I’ve been smashing aliens with multiple eyes for a good while now, and the fantastic indie-flavored soundtrack of Loud on Planet X has invaded my brain.
A mashup of rhythm games like Rock Band and Guitar Hero with lane-based tower defense games like Plants vs. Zombies, Loud on Planet X will scratch that music game itch, getting you to tap your way to victory while getting to play as your favorite indie band, like Tegan and Sara, CHVRCHES, Lights, Purity Ring, and Little Dragon, just to name a few.
Every once in a while, a game hits the App Store that contains such a bizarre concept that it only makes sense once you start playing it. And sometimes, that’s a good thing, but usually, it isn’t so much. Luckily, Grayout, a text-based game from developer Neven Mrgan, falls firmly into the first category.
The problem is that the mechanic that plays out across Grayout‘s 90-plus screens makes it incredibly difficult to describe. But we’re professionals here, so let’s give it a try.
Jump Legends is a new adventure game for iOS with something very interesting going for it. Your character is an adventurer that’s traveling and jumping through various obstacles to collect different rewards and treasures.
Ultimately, your only responsibility in the entire game is to simply tap so your character jumps as needed. In Jump Legends, this proves extremely challenging because your journey changes every single time you lose.
Today is February 29, which is always a little confusing. It’s cool that we get an extra day in the year (kinda), but we aren’t ever sure what to do with it. Do we keep acting like it’s crappy February, or should we get even more anxious for halfway-decent March?
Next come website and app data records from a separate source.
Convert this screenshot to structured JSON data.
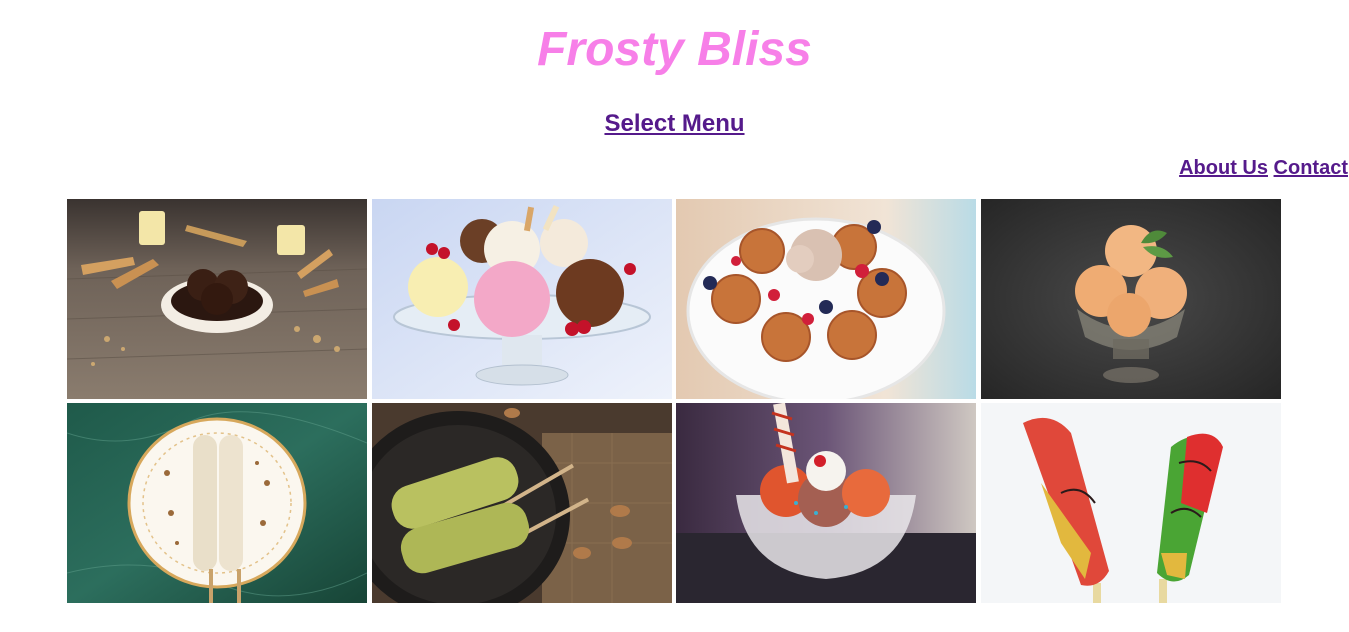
{
  "header": {
    "title": "Frosty Bliss",
    "title_color": "#f77fe8"
  },
  "nav": {
    "select_menu": "Select Menu",
    "about": "About Us",
    "contact": "Contact",
    "link_color": "#551a8b"
  },
  "gallery": {
    "items": [
      {
        "name": "chocolate-ice-cream-cones-photo"
      },
      {
        "name": "ice-cream-sundae-bowl-photo"
      },
      {
        "name": "waffle-ice-cream-plate-photo"
      },
      {
        "name": "orange-ice-cream-glass-photo"
      },
      {
        "name": "kulfi-plate-photo"
      },
      {
        "name": "pistachio-kulfi-photo"
      },
      {
        "name": "sundae-glass-photo"
      },
      {
        "name": "colorful-popsicles-photo"
      }
    ]
  }
}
And why haven’t we filed our taxes yet?
We don’t know, but if you’re looking for a way to spend your Leap Day, here are some of the best iOS games from the past month.
If you can look Atomi‘s super-cute robot hero in his single, perfectly round eye and say that you don’t want to help him get home, then you may be a monster. I’m sorry you had to hear it from me.
Atomi needs to gather atoms to repair his busted spaceship, but he has a few things in his way. Specifically, he can’t climb or jump, and some of those things he needs are on very tall platforms. But that’s where you come in. And the time you spend getting the little ‘bot where he needs to be is both fun and charming as it sounds.
Bloodborne’s village of Yharnam is a dangerous place. It’s full of werewolves, trolls, giant pigs and a host of other terrible beasts that want to kill you. And they can. And they will. But that’s all part of the fun.
Yharnam is a towering, Gothic, often claustrophobic place with buildings piled on buildings and dead ends everywhere. It isn’t a vacation spot, and it isn’t here to make you happy. It exists to give those who venture within exactly what they deserve, for good or ill. The village rewards those who take their time, study their enemies, and plan their moves carefully. And it punishes those who rush or are otherwise careless.
If you want to survive Bloodborne, you must be careful and learn everything you can about both your own and the monsters’ capabilities. This might take a while, but it’s a game in which progress really feels like progress, and you have nobody to blame for failure but yourself.
The Resident Evil franchise has suffered a bit of an identity crisis in recent years, straying from its survival-horror roots toward something considerably more action-based. The latest entry, Resident Evil: Revelations 2, tries to have it both ways by splitting its four-chapter tale between two storylines. One features two frantic survivors struggling for resources, and the other has you playing as a heavily armed man of action.
It seems like mixing these two extremes would end up diluting them both, but somehow developer Capcom managed to take the best of both play styles and create something distinctive, harrowing and still damned scary.
Saints Row: Gat Out of Hell is a weird game. And I’m not just saying that because it’s about two members of a street gang going to hell to rescue their boss before he or she is forced to marry Satan’s daughter. Because that’s super-weird, don’t get me wrong.
Other than that, Gat is an expansion to 2013’s Saints Row IV that doesn’t require you to own the main game but doesn’t make a whole lot of sense if you haven’t played it. It has a six- to eight-hour story with an additional dozen or so hours of open-world gameplay. Whether you’re new to the series or not, you’re in for its special brand of relentless fun.